■ To do:
Wherever the word "moving" appears in a line of the records, copy that line.

(Component data from apps and pages)
------------

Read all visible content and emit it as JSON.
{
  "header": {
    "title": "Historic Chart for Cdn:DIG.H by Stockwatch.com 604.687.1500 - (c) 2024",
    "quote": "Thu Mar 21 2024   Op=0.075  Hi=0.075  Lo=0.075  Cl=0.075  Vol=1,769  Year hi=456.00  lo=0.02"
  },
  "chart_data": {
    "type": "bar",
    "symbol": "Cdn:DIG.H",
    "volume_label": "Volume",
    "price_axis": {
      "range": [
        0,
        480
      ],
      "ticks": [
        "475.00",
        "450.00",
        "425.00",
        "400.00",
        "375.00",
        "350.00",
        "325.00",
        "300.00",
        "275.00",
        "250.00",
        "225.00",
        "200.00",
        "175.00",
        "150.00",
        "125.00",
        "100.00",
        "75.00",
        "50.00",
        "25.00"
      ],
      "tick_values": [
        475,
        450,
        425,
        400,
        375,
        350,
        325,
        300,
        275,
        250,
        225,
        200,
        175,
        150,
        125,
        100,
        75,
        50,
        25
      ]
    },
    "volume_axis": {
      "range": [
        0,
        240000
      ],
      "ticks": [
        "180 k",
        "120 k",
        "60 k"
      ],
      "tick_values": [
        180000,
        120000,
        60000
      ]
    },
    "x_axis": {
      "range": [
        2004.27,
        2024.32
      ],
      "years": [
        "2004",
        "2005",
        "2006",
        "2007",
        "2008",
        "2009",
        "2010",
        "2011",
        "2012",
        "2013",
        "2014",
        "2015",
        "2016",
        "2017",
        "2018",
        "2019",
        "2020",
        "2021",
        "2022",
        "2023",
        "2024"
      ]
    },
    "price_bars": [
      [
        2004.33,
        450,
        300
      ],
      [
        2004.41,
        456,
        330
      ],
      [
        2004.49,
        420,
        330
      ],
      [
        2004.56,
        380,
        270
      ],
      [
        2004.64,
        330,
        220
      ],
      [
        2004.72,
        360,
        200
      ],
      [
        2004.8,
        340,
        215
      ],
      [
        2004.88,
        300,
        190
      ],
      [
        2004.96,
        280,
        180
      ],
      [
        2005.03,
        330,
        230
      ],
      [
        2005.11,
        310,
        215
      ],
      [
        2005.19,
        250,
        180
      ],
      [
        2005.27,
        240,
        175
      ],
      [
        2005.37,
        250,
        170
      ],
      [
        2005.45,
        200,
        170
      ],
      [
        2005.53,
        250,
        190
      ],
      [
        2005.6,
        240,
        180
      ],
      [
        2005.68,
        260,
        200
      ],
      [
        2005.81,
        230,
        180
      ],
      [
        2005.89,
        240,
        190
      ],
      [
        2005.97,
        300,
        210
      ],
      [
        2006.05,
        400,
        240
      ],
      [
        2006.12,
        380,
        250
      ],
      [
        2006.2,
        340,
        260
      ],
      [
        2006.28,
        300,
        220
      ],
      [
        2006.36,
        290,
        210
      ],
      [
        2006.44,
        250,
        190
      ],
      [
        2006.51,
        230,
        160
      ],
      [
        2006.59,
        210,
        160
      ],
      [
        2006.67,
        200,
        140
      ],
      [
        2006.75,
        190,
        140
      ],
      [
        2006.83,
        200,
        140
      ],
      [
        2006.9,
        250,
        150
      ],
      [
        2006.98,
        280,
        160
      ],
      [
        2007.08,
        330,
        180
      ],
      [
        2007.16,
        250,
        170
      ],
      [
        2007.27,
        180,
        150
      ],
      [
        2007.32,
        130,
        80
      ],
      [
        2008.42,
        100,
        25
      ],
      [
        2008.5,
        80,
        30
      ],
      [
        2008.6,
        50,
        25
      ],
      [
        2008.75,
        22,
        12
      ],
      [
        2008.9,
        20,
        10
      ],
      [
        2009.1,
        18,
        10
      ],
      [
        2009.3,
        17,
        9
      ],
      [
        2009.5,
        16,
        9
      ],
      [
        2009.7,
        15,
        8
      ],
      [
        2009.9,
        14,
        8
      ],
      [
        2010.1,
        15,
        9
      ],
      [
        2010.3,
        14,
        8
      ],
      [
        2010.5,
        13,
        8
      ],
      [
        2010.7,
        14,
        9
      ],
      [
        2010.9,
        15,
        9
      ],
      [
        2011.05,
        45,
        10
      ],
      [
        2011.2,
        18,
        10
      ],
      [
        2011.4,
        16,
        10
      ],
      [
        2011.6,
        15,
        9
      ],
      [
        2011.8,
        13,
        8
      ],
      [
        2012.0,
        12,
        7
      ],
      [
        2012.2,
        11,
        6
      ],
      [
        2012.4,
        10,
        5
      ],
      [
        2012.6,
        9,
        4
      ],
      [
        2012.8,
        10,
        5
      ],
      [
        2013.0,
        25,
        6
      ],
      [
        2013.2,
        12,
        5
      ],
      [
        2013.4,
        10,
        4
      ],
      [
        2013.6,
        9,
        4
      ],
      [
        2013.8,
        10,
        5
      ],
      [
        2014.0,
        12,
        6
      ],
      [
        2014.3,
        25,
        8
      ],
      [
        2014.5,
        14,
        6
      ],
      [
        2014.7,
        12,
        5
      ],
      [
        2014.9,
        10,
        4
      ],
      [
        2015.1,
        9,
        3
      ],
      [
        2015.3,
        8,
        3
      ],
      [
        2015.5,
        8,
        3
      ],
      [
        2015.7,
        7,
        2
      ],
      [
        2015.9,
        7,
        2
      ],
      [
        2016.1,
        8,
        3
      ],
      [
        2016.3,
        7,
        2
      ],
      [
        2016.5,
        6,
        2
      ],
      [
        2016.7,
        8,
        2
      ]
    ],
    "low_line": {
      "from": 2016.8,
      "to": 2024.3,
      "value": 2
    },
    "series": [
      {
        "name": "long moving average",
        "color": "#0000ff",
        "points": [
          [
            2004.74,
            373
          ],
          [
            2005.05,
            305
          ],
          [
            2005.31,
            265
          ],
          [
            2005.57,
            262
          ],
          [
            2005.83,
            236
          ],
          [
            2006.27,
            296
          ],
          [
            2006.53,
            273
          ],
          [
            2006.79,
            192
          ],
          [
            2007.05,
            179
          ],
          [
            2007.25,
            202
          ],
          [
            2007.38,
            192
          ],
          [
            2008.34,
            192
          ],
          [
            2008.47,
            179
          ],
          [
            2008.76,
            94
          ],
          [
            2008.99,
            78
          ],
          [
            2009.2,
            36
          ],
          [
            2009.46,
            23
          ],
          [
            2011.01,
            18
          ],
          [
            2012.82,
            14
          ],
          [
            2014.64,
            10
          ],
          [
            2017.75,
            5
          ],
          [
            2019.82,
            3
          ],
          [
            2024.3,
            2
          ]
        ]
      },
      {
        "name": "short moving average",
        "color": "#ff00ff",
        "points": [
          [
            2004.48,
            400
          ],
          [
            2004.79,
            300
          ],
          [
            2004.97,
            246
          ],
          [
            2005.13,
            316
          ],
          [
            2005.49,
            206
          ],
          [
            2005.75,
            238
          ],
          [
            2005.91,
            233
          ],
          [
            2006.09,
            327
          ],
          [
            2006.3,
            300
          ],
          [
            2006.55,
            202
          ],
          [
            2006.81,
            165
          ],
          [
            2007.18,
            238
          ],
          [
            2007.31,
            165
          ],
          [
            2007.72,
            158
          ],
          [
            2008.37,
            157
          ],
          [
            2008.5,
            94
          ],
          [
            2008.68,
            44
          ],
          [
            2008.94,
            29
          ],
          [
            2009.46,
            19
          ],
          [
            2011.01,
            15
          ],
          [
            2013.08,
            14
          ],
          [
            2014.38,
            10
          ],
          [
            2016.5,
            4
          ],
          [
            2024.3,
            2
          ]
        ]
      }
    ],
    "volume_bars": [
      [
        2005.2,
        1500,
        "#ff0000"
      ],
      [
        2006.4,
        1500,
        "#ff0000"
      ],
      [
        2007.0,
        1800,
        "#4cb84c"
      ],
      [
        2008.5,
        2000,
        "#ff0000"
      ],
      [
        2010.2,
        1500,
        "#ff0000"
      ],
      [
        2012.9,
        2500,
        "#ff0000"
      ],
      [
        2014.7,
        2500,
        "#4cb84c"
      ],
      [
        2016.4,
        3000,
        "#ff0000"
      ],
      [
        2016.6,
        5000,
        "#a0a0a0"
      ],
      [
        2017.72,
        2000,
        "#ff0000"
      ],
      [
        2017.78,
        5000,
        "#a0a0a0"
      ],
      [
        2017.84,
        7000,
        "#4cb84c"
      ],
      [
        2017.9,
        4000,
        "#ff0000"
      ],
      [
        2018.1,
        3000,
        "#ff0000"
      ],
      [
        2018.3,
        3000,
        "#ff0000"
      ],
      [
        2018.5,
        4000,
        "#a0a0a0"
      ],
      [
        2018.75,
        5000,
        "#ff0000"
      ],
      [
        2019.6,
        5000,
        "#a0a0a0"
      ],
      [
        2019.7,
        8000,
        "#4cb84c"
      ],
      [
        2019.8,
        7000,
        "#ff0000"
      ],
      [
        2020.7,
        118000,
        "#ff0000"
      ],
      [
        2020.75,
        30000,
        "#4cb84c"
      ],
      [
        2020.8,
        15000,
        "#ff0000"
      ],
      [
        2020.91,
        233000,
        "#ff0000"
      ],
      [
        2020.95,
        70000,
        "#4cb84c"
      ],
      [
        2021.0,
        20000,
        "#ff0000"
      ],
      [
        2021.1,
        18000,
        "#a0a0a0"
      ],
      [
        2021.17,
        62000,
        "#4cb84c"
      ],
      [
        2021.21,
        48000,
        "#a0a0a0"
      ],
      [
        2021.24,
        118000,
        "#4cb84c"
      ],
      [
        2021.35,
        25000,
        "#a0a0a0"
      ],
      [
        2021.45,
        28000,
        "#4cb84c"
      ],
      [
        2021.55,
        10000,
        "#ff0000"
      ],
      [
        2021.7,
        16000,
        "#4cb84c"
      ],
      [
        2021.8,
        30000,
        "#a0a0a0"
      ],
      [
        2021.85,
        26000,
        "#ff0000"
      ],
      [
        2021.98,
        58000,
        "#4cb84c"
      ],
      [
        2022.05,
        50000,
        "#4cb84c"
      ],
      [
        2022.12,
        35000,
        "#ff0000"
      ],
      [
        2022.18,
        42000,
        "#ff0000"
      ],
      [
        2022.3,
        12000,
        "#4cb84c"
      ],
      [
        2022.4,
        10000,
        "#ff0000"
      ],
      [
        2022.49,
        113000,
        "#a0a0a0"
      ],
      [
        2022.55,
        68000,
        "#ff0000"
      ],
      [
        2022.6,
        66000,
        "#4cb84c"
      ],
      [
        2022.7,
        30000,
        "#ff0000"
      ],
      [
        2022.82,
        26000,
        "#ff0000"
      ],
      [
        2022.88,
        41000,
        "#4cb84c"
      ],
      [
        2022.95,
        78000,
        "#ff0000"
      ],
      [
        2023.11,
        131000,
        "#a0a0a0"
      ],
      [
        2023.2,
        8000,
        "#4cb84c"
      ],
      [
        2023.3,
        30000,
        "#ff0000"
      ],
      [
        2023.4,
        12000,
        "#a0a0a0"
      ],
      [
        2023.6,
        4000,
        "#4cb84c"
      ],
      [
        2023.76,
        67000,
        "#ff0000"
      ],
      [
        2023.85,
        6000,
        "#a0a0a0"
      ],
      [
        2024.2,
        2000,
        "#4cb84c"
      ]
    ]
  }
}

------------

■ Response:
        "name": "long moving average",
        "name": "short moving average",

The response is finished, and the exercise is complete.